[Records for processing]
***

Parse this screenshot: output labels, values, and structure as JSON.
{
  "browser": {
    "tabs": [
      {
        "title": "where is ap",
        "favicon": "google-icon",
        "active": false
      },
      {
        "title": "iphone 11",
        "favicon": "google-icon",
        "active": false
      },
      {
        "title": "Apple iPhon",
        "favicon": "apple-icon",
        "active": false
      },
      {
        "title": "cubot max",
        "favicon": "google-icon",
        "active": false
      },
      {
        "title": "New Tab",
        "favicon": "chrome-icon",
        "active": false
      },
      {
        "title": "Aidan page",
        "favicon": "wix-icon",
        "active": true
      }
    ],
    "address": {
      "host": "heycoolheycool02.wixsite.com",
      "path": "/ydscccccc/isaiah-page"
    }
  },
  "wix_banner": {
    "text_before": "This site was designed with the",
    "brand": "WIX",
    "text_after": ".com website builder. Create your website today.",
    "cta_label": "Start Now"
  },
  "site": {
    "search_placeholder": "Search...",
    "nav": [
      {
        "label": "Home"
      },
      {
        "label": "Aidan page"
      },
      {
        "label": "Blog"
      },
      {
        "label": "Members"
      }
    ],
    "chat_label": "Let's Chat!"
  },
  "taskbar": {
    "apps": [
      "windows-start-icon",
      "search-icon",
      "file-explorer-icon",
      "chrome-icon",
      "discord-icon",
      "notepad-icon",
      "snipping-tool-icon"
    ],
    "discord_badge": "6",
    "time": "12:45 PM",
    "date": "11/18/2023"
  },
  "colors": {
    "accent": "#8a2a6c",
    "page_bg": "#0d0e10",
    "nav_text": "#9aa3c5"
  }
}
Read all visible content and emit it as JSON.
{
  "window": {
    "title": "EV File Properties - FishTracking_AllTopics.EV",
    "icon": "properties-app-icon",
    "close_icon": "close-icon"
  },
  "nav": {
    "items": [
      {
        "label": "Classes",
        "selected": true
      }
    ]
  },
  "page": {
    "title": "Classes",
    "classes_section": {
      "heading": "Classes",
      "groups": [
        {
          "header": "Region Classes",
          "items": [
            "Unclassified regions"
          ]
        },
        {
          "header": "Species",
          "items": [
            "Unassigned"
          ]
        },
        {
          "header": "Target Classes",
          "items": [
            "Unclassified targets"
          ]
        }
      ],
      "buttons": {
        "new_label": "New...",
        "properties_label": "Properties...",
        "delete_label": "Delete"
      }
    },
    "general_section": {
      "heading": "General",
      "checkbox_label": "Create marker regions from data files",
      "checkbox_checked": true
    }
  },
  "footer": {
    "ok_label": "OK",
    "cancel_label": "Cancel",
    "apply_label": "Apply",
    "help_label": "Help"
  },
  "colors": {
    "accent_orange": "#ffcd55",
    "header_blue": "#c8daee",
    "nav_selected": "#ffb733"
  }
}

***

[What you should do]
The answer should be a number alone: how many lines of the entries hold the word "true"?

[Completed task]
3